People should avoid direct contact with the water in this area until the advisory is lifted. Higher-than-normal levels of fecal bacteria can cause diarrhea, stomach cramps, skin rashes, upper respiratory infections and other illnesses. This applies especially to children and the elderly, who may be more vulnerable to illness from waterborne bacteria.
Increased pathogen and fecal bacteria levels in ocean waters can come from both shore and inland sources such as stormwater runoff, sewer overflows, failing septic systems, and animal waste from livestock, pets and wildlife.
While this advisory is in effect at Seal Rock State Park Beach, visitors should avoid wading in nearby creeks, pools of water on the beach or discolored water, and stay clear of water runoff flowing into the ocean. Even if there is no advisory in effect, officials recommend avoiding swimming in the ocean within 48 hours after a rainstorm.
Although state officials advise against water contact, they continue to encourage other recreational activities (flying kites, picnicking, playing on the beach, walking, etc.) on this beach because they pose no health risk even during an advisory.

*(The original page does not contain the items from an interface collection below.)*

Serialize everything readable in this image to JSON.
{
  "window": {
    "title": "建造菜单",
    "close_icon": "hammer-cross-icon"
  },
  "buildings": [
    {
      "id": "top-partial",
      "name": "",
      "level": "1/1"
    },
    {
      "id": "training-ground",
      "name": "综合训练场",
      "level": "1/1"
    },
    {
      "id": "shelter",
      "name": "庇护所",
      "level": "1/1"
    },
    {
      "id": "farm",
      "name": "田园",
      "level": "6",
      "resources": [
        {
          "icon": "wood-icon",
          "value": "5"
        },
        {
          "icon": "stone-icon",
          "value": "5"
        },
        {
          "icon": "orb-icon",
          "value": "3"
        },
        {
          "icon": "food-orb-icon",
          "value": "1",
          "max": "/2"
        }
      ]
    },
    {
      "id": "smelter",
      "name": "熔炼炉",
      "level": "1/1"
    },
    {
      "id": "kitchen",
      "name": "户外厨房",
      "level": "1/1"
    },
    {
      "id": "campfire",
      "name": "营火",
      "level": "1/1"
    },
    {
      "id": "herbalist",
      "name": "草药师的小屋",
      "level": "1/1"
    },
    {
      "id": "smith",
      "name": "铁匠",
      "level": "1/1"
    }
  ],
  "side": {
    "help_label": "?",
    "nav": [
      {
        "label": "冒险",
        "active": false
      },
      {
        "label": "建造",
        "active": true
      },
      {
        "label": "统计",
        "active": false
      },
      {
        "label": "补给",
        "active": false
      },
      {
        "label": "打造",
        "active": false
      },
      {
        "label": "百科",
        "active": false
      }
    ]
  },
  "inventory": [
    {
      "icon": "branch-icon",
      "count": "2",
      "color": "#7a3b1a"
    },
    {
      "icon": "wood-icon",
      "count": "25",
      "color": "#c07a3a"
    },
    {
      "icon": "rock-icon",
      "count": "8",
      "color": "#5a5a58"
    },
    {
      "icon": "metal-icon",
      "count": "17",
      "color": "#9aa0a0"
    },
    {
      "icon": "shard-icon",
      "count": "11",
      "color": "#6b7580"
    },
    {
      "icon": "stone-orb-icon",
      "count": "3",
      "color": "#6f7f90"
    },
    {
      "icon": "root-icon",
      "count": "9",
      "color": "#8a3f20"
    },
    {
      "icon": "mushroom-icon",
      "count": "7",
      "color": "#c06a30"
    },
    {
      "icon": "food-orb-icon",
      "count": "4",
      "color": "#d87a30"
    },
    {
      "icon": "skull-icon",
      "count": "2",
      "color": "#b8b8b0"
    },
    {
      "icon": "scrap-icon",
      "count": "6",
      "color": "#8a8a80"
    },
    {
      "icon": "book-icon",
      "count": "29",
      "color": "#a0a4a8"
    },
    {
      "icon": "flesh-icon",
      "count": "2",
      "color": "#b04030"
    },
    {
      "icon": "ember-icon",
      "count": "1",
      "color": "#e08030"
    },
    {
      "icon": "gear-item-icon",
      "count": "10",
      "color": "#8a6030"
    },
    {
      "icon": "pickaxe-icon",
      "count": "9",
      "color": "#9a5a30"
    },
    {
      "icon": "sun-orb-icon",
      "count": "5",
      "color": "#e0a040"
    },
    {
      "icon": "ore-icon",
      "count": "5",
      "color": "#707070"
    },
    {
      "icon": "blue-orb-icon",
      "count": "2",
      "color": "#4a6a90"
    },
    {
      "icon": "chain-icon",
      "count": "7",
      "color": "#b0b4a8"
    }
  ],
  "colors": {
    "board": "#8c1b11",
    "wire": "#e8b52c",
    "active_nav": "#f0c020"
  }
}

The status of water contact advisories at beaches is subject to change. For the most recent information on advisories, visit the Oregon Beach Monitoring Program website at http://www.healthoregon.org/beach or call 971-673-0482, or 877-290-6767 (toll-free).
August 23, 2019
D River Beach and Seal Rock State Park Beach health advisories lifted on August 23
The Oregon Health Authority today lifted a public health advisory for contact with marine water at D River Beach and Seal Rock State Park Beach, located in Lincoln County. The health authority issued the advisory August 20 for D River Beach and August 22 for Seal Rock State Park Beach after water samples showed higher-than-normal levels of fecal bacteria in ocean waters.
Results from later samples taken by the Oregon Department of Environmental Quality (DEQ) showed lower bacteria levels. Contact with the water no longer poses a higher-than-normal risk. However, officials recommend staying out of large pools on the beach that are frequented by birds, and runoff from those pools, because the water may contain increased bacteria from fecal matter.
State officials continue to encourage other recreational activities at all Oregon beaches, suggesting only that water contact be avoided when advisories are in effect.
Since 2003 state officials have used a U.S. Environmental Protection Agency grant to monitor popular Oregon beaches and make timely reports to the public about elevated levels of fecal bacteria. Oregon state agencies participating in this program are OHA, DEQ and the Oregon Parks and Recreation Department.